Department of Biology
Metabolism and metabolic interactions in microbiology
The work in my research group is focused around understanding how bacteria interact with their environment, efficiently exploit the nutrients that are available, and impact on the overall function of the system they are part of. A major focus is metabolic and respiratory processes, how these are regulated, how they relate to the multi-species microbial community, and the mechanism of their action. The scope of our work covers projects in areas related to (a) medically important microorganisms, such as the bacterium Neisseria meningitidis which causes potentially fatal human diseases meningitis and septicaemia, and (b) environmental processes such as agricultural soils, where we are interested in how the microbial community functions in processes such as nitrogen transformations and pesticide degradation.

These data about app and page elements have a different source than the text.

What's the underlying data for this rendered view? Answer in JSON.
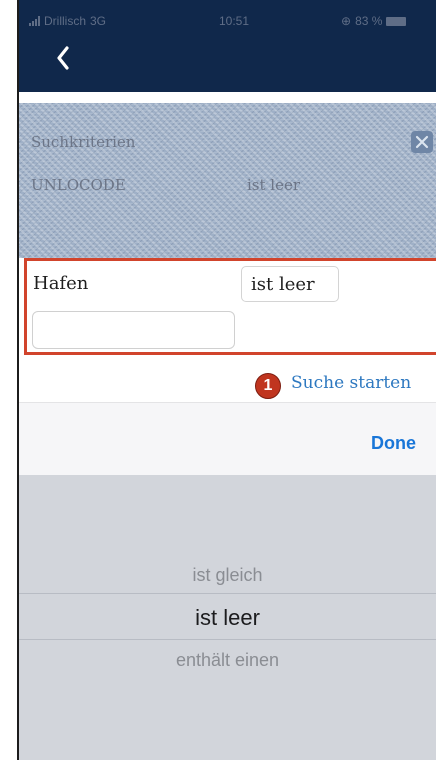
{
  "status_bar": {
    "carrier": "Drillisch",
    "network": "3G",
    "time": "10:51",
    "battery": "83 %"
  },
  "nav": {
    "back_icon": "chevron-left-icon"
  },
  "criteria": {
    "title": "Suchkriterien",
    "field": "UNLOCODE",
    "operator": "ist leer",
    "clear_icon": "clear-filter-icon"
  },
  "filter": {
    "field_label": "Hafen",
    "operator": "ist leer",
    "value": "",
    "placeholder": ""
  },
  "callout": {
    "number": "1"
  },
  "search_link": "Suche starten",
  "toolbar": {
    "done_label": "Done"
  },
  "picker": {
    "options": [
      "ist gleich",
      "ist leer",
      "enthält einen"
    ],
    "selected": "ist leer"
  },
  "colors": {
    "nav_bg": "#10284b",
    "highlight_border": "#d1442c",
    "link": "#2d78c0",
    "done": "#1976d8",
    "callout": "#c0351f"
  }
}
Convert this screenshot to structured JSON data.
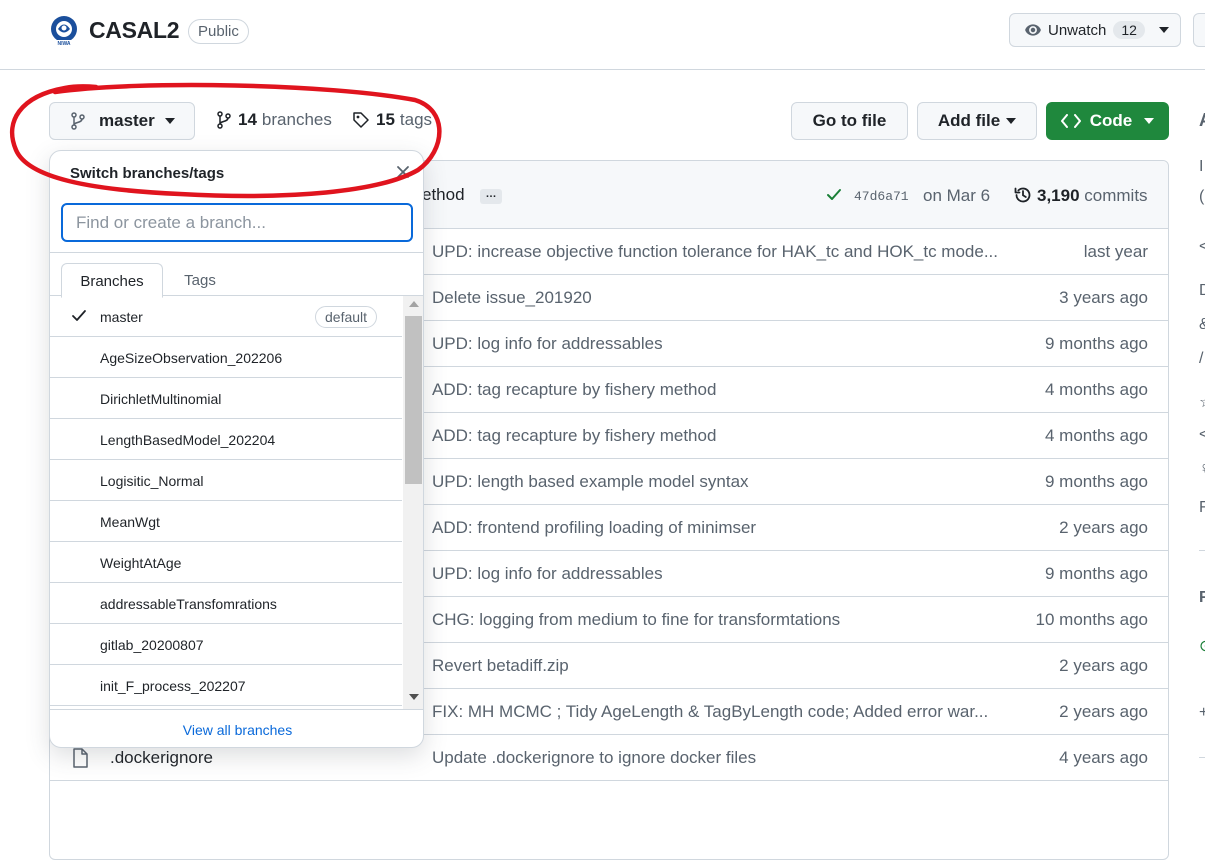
{
  "repo": {
    "name": "CASAL2",
    "visibility": "Public",
    "logo_icon": "niwa-logo-icon"
  },
  "watch": {
    "label": "Unwatch",
    "count": "12"
  },
  "toolbar": {
    "branch_label": "master",
    "branches_count": "14",
    "branches_label": "branches",
    "tags_count": "15",
    "tags_label": "tags",
    "goto_file_label": "Go to file",
    "add_file_label": "Add file",
    "code_label": "Code"
  },
  "latest_commit": {
    "message": "ethod",
    "ellipsis": "…",
    "sha": "47d6a71",
    "date": "on Mar 6",
    "count": "3,190",
    "count_label": "commits"
  },
  "files": [
    {
      "name": "",
      "message": "UPD: increase objective function tolerance for HAK_tc and HOK_tc mode...",
      "age": "last year"
    },
    {
      "name": "",
      "message": "Delete issue_201920",
      "age": "3 years ago"
    },
    {
      "name": "",
      "message": "UPD: log info for addressables",
      "age": "9 months ago"
    },
    {
      "name": "",
      "message": "ADD: tag recapture by fishery method",
      "age": "4 months ago"
    },
    {
      "name": "",
      "message": "ADD: tag recapture by fishery method",
      "age": "4 months ago"
    },
    {
      "name": "",
      "message": "UPD: length based example model syntax",
      "age": "9 months ago"
    },
    {
      "name": "",
      "message": "ADD: frontend profiling loading of minimser",
      "age": "2 years ago"
    },
    {
      "name": "",
      "message": "UPD: log info for addressables",
      "age": "9 months ago"
    },
    {
      "name": "",
      "message": "CHG: logging from medium to fine for transformtations",
      "age": "10 months ago"
    },
    {
      "name": "",
      "message": "Revert betadiff.zip",
      "age": "2 years ago"
    },
    {
      "name": "",
      "message": "FIX: MH MCMC ; Tidy AgeLength & TagByLength code; Added error war...",
      "age": "2 years ago"
    },
    {
      "name": ".dockerignore",
      "message": "Update .dockerignore to ignore docker files",
      "age": "4 years ago"
    }
  ],
  "dropdown": {
    "title": "Switch branches/tags",
    "search_placeholder": "Find or create a branch...",
    "tab_branches": "Branches",
    "tab_tags": "Tags",
    "default_badge": "default",
    "branches": [
      "master",
      "AgeSizeObservation_202206",
      "DirichletMultinomial",
      "LengthBasedModel_202204",
      "Logisitic_Normal",
      "MeanWgt",
      "WeightAtAge",
      "addressableTransfomrations",
      "gitlab_20200807",
      "init_F_process_202207"
    ],
    "view_all_label": "View all branches"
  },
  "sidebar_glyphs": [
    "A",
    "I",
    "(",
    "<",
    "D",
    "&",
    "/",
    "☆",
    "<",
    "♀",
    "F",
    "F",
    "⊙",
    "+"
  ],
  "colors": {
    "accent": "#0969da",
    "code_button": "#1f883d",
    "annotation": "#e0141e",
    "success": "#1a7f37"
  }
}
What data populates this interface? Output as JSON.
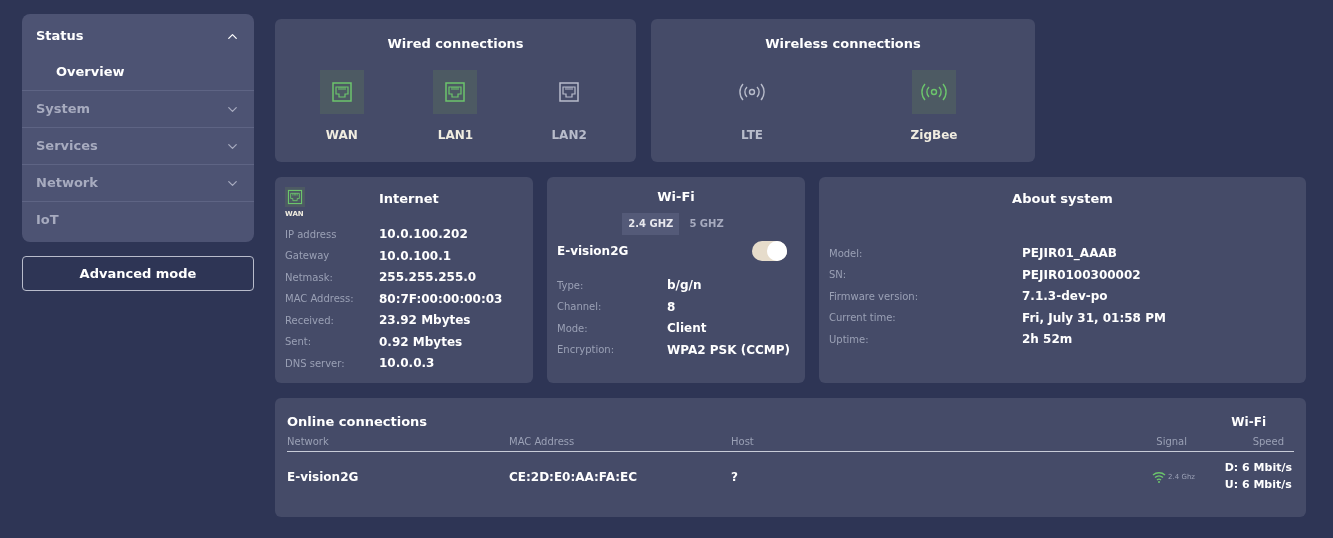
{
  "sidebar": {
    "items": [
      {
        "label": "Status",
        "expanded": true,
        "selected": true,
        "children": [
          {
            "label": "Overview",
            "selected": true
          }
        ]
      },
      {
        "label": "System",
        "expanded": false,
        "selected": false
      },
      {
        "label": "Services",
        "expanded": false,
        "selected": false
      },
      {
        "label": "Network",
        "expanded": false,
        "selected": false
      },
      {
        "label": "IoT",
        "selected": false
      }
    ],
    "button": "Advanced mode"
  },
  "wired": {
    "title": "Wired connections",
    "ports": [
      {
        "label": "WAN",
        "active": true
      },
      {
        "label": "LAN1",
        "active": true
      },
      {
        "label": "LAN2",
        "active": false
      }
    ]
  },
  "wireless": {
    "title": "Wireless connections",
    "ports": [
      {
        "label": "LTE",
        "active": false
      },
      {
        "label": "ZigBee",
        "active": true
      }
    ]
  },
  "internet": {
    "title": "Internet",
    "port": {
      "label": "WAN",
      "active": true
    },
    "rows": [
      {
        "label": "IP address",
        "value": "10.0.100.202"
      },
      {
        "label": "Gateway",
        "value": "10.0.100.1"
      },
      {
        "label": "Netmask:",
        "value": "255.255.255.0"
      },
      {
        "label": "MAC Address:",
        "value": "80:7F:00:00:00:03"
      },
      {
        "label": "Received:",
        "value": "23.92 Mbytes"
      },
      {
        "label": "Sent:",
        "value": "0.92 Mbytes"
      },
      {
        "label": "DNS server:",
        "value": "10.0.0.3"
      }
    ]
  },
  "wifi": {
    "title": "Wi-Fi",
    "bands": [
      {
        "label": "2.4 GHZ",
        "selected": true
      },
      {
        "label": "5 GHZ",
        "selected": false
      }
    ],
    "ssid": "E-vision2G",
    "on": true,
    "rows": [
      {
        "label": "Type:",
        "value": "b/g/n"
      },
      {
        "label": "Channel:",
        "value": "8"
      },
      {
        "label": "Mode:",
        "value": "Client"
      },
      {
        "label": "Encryption:",
        "value": "WPA2 PSK (CCMP)"
      }
    ]
  },
  "about": {
    "title": "About system",
    "rows": [
      {
        "label": "Model:",
        "value": "PEJIR01_AAAB"
      },
      {
        "label": "SN:",
        "value": "PEJIR0100300002"
      },
      {
        "label": "Firmware version:",
        "value": "7.1.3-dev-po"
      },
      {
        "label": "Current time:",
        "value": "Fri, July 31, 01:58 PM"
      },
      {
        "label": "Uptime:",
        "value": "2h 52m"
      }
    ]
  },
  "online": {
    "title": "Online connections",
    "group": "Wi-Fi",
    "columns": [
      "Network",
      "MAC Address",
      "Host",
      "Signal",
      "Speed"
    ],
    "rows": [
      {
        "network": "E-vision2G",
        "mac": "CE:2D:E0:AA:FA:EC",
        "host": "?",
        "band": "2.4 Ghz",
        "down": "D: 6 Mbit/s",
        "up": "U: 6 Mbit/s"
      }
    ]
  }
}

For bacteria, it is ultimately all about the food. Whether medical or environmental, bacteria eat to survive and grow, and success involves managing a habitat where they successfully gain the nutrients they require. In my group we try to break down false barriers between medical and environmental biology, and explore an intra-disciplinary approach of using biochemistry and ecology to understand interesting and important microbial systems.
The work we do aimed at understanding microbial function allows us to link up with a wide network of collaborators outside of academia in industry, agriculture, utilities provision and development in order to contribute to solving the major global challenges relevant to microbiology.
Science is a process rather than a set of facts, and getting this across is central to my teaching philosophy. I enjoy taking students on a learning journey through experimental practical work. From the outset, I see experimental work as being an iterative exercise of design, execution, and analysis. There need to be some protocols that are followed, but students should always be engaged in decision-making about how to apply the protocol.
When I lecture, I want to get across that the science being discussed is not written in stone, but has been found out through experimental work, and is facing up to constant challenge and consideration. I like to talk about the philosophy of science, and how we develop hypotheses, what theories are, and to develop a questioning attitude. Our current thinking on any given scientific system arises from work done in a variety of disciplines, that are often treated as separate silos.
My field of interest is microbiology, and understanding microbial systems involves having a sound appreciation of biochemistry, genetics, cell biology and ecology. Approaches from each of these disciplines provide evidence that buttresses our understanding. That is part of the reason why I like working in a broad spectrum biosciences department, with colleagues from global-scale ecology to single molecule biophysics, and all the way in between. Of course, using all these sub-disciplines is difficult, and relies on thinking critically, and working with expertise across Biology, and the other science disciplines.
University is about one thing –learning. It’s a wonderful thing to have a job where I can come and find out things that no-one else knows, through applying ideas and theories and methods. And then, even better, I get to meet students and help to guide them to become the next generation of scientists. I get a great deal of satisfaction out of this process, and in engaging with work that is relevant to global research challenges.